The beginning of this post mentioned a good story behind this location. According to local taxi drivers, it was shut down because of the death of several workers on the site. Due to this the Fengshui is now considered too bad to continue. This is a curse for construction companies who cannot battle against the entrenched superstition in China.
This is very similar to Chaoyang 81, which has remained empty for decades simply because of its ghostly reputation. Probably this site will be left to rot until it becomes too dangerous or too much of an eyesore for the local government to stand.
In retrospect this is the only site that has ever given Burbex nightmares, so maybe its ghostly reputation is true. Whatever the case, with or without ghosts, this is a first class site for urban exploration and earns a solid A-.
Nestled near the entrance to the Hutongs (alleyways) near Qianmen Gate, the entrance to the famous Tiananmen Square, lies this haunted hotel.
Upon asking locals about the hotel, they said that it used to be the residence of a Nationalist leader before the revolution in the nineteen-forties, but after the revolution it was abandoned and then later turned into a cheap hotel.
Outside, the hutongs are bathed in yellow light from the street lamps.
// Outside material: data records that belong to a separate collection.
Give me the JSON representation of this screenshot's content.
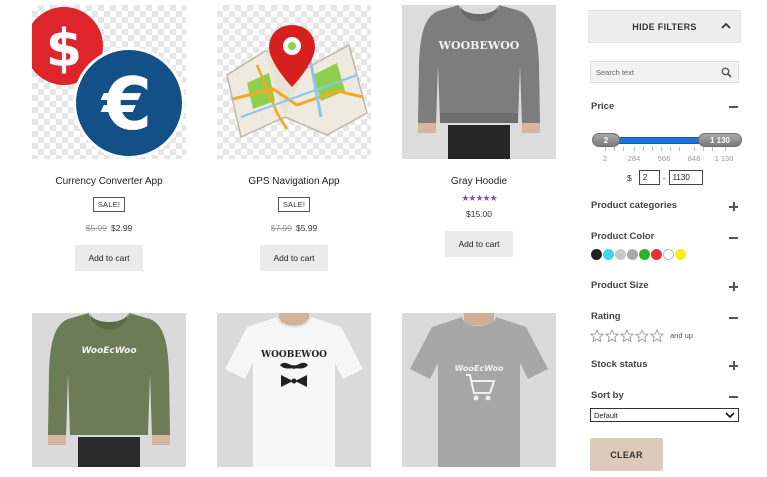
{
  "products": [
    {
      "title": "Currency Converter App",
      "badge": "SALE!",
      "old_price": "$5.99",
      "price": "$2.99",
      "button": "Add to cart"
    },
    {
      "title": "GPS Navigation App",
      "badge": "SALE!",
      "old_price": "$7.99",
      "price": "$5.99",
      "button": "Add to cart"
    },
    {
      "title": "Gray Hoodie",
      "rating": 5,
      "stars": "★★★★★",
      "price": "$15.00",
      "button": "Add to cart"
    },
    {
      "print": "WooEcWoo"
    },
    {
      "print": "WOOBEWOO"
    },
    {
      "print": "WooEcWoo"
    }
  ],
  "gray_hoodie_print": "WOOBEWOO",
  "filters": {
    "hide_label": "HIDE FILTERS",
    "search_placeholder": "Search text",
    "price": {
      "title": "Price",
      "min_value": "2",
      "max_value": "1 130",
      "ticks": [
        "2",
        "284",
        "566",
        "848",
        "1 130"
      ],
      "currency": "$",
      "min_input": "2",
      "separator": "-",
      "max_input": "1130"
    },
    "categories_title": "Product categories",
    "color_title": "Product Color",
    "colors": [
      "#222222",
      "#3ad7ee",
      "#c8c8c8",
      "#a8a8a8",
      "#2bb52b",
      "#e4343a",
      "#ffffff",
      "#f2ee1c"
    ],
    "size_title": "Product Size",
    "rating_title": "Rating",
    "rating_suffix": "and up",
    "stock_title": "Stock status",
    "sort_title": "Sort by",
    "sort_value": "Default",
    "clear_label": "CLEAR"
  }
}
Inside you are shrouded with cloak of thick velvet darkness.
Unlike much of the surrounding area which has been demolished and gentrified to give Beijing’s history a more polished look, this building exerts power and more than a little menace over its small corner.
The architecture of the building crosses western and Chinese styles which was very typical of the period. On the outside it looks like a western orphanage, but on the inside it is one hundred percent Chinese.
Going in you can hear every door in the whole place creaking in the wind. Entering into the hotel rooms you get a strong sense that these rooms have seen a lot of visitors and that some of them might never have left.
It has three floors, and there is possibly a cellar which might connect to the underground city, but this is still yet to be found.
Stairs snake up to bricked off and boarded up rooms, through which only the spirits of long-deceased residents can pass.
This is an easy place to get into, but beware the balconies as they are very rickety and could collapse at any time adding you to the list of guests who never check out.
Gusts of wind brush past your face and tickle the base of your spine. Look round fast enough and you might catch someone watching you.
Be sure to bring a flashlight and an extra pair of batteries. The residents don’t need much excuse to jump on you once the lights are out.
The full moon was half-visible through the murky light of the glass skylight.
Of course, if you are ever in Beijing and you want to check out this great urbex location, or any of the other great haunted locations in Beijing like Beijing Steel Works, where thousands of people lived and died over the years, or a spooky Abandoned Theme Park, just get in touch on firstname.lastname@example.org, bring a flashlight, and we’ll go ghost-hunting together.